(The problem): A complete, exact retyping of the data below is required.

(Data):
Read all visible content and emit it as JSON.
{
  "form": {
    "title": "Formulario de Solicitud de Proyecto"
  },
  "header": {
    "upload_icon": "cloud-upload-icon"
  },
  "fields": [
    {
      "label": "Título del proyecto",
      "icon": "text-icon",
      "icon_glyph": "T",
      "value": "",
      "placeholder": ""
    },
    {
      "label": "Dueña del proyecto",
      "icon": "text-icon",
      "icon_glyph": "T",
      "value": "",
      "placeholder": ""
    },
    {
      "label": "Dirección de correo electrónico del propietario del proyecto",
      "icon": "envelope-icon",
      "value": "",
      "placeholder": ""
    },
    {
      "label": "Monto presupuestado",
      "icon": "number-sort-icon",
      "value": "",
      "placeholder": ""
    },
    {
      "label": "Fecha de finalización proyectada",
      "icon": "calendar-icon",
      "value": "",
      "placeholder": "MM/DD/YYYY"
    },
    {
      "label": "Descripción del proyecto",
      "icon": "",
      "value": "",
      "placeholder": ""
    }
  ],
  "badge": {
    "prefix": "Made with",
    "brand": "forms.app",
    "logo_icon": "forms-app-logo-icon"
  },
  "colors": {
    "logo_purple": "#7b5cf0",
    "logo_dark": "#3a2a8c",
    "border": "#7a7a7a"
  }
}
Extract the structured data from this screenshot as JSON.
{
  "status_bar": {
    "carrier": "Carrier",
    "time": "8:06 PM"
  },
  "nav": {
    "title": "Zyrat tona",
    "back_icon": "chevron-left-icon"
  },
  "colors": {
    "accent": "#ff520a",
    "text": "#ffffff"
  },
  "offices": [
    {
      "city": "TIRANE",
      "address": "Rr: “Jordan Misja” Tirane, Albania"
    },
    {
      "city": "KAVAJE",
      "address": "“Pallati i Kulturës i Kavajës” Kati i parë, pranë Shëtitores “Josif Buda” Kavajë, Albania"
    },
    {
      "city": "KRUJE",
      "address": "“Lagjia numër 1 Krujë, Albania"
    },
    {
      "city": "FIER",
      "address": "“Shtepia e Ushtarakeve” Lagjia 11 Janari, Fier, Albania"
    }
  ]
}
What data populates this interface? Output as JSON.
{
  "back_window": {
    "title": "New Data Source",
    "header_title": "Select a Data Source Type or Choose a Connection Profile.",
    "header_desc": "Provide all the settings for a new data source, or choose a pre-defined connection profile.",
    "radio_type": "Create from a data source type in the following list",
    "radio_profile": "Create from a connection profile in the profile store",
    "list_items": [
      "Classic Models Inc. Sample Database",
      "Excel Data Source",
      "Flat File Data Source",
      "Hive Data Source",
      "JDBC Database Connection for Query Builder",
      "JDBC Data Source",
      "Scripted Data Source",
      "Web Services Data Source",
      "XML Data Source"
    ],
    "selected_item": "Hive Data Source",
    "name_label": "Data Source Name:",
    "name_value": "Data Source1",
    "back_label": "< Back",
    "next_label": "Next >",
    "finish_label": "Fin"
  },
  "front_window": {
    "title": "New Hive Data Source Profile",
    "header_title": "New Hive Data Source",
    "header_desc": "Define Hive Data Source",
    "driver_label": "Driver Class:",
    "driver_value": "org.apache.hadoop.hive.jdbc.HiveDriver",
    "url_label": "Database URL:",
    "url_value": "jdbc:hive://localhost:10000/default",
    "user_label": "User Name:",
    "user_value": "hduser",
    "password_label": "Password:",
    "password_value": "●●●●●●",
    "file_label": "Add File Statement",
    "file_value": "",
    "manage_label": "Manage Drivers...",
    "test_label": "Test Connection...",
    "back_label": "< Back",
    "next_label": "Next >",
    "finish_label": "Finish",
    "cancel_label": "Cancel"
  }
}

(Solution to the problem):
Read all visible content and emit it as JSON.
{
  "form": {
    "title": "Formulario de Solicitud de Proyecto"
  },
  "header": {
    "upload_icon": "cloud-upload-icon"
  },
  "fields": [
    {
      "label": "Título del proyecto",
      "icon": "text-icon",
      "icon_glyph": "T",
      "value": "",
      "placeholder": ""
    },
    {
      "label": "Dueña del proyecto",
      "icon": "text-icon",
      "icon_glyph": "T",
      "value": "",
      "placeholder": ""
    },
    {
      "label": "Dirección de correo electrónico del propietario del proyecto",
      "icon": "envelope-icon",
      "value": "",
      "placeholder": ""
    },
    {
      "label": "Monto presupuestado",
      "icon": "number-sort-icon",
      "value": "",
      "placeholder": ""
    },
    {
      "label": "Fecha de finalización proyectada",
      "icon": "calendar-icon",
      "value": "",
      "placeholder": "MM/DD/YYYY"
    },
    {
      "label": "Descripción del proyecto",
      "icon": "",
      "value": "",
      "placeholder": ""
    }
  ],
  "badge": {
    "prefix": "Made with",
    "brand": "forms.app",
    "logo_icon": "forms-app-logo-icon"
  },
  "colors": {
    "logo_purple": "#7b5cf0",
    "logo_dark": "#3a2a8c",
    "border": "#7a7a7a"
  }
}
Extract the structured data from this screenshot as JSON.
{
  "status_bar": {
    "carrier": "Carrier",
    "time": "8:06 PM"
  },
  "nav": {
    "title": "Zyrat tona",
    "back_icon": "chevron-left-icon"
  },
  "colors": {
    "accent": "#ff520a",
    "text": "#ffffff"
  },
  "offices": [
    {
      "city": "TIRANE",
      "address": "Rr: “Jordan Misja” Tirane, Albania"
    },
    {
      "city": "KAVAJE",
      "address": "“Pallati i Kulturës i Kavajës” Kati i parë, pranë Shëtitores “Josif Buda” Kavajë, Albania"
    },
    {
      "city": "KRUJE",
      "address": "“Lagjia numër 1 Krujë, Albania"
    },
    {
      "city": "FIER",
      "address": "“Shtepia e Ushtarakeve” Lagjia 11 Janari, Fier, Albania"
    }
  ]
}
What data populates this interface? Output as JSON.
{
  "back_window": {
    "title": "New Data Source",
    "header_title": "Select a Data Source Type or Choose a Connection Profile.",
    "header_desc": "Provide all the settings for a new data source, or choose a pre-defined connection profile.",
    "radio_type": "Create from a data source type in the following list",
    "radio_profile": "Create from a connection profile in the profile store",
    "list_items": [
      "Classic Models Inc. Sample Database",
      "Excel Data Source",
      "Flat File Data Source",
      "Hive Data Source",
      "JDBC Database Connection for Query Builder",
      "JDBC Data Source",
      "Scripted Data Source",
      "Web Services Data Source",
      "XML Data Source"
    ],
    "selected_item": "Hive Data Source",
    "name_label": "Data Source Name:",
    "name_value": "Data Source1",
    "back_label": "< Back",
    "next_label": "Next >",
    "finish_label": "Fin"
  },
  "front_window": {
    "title": "New Hive Data Source Profile",
    "header_title": "New Hive Data Source",
    "header_desc": "Define Hive Data Source",
    "driver_label": "Driver Class:",
    "driver_value": "org.apache.hadoop.hive.jdbc.HiveDriver",
    "url_label": "Database URL:",
    "url_value": "jdbc:hive://localhost:10000/default",
    "user_label": "User Name:",
    "user_value": "hduser",
    "password_label": "Password:",
    "password_value": "●●●●●●",
    "file_label": "Add File Statement",
    "file_value": "",
    "manage_label": "Manage Drivers...",
    "test_label": "Test Connection...",
    "back_label": "< Back",
    "next_label": "Next >",
    "finish_label": "Finish",
    "cancel_label": "Cancel"
  }
}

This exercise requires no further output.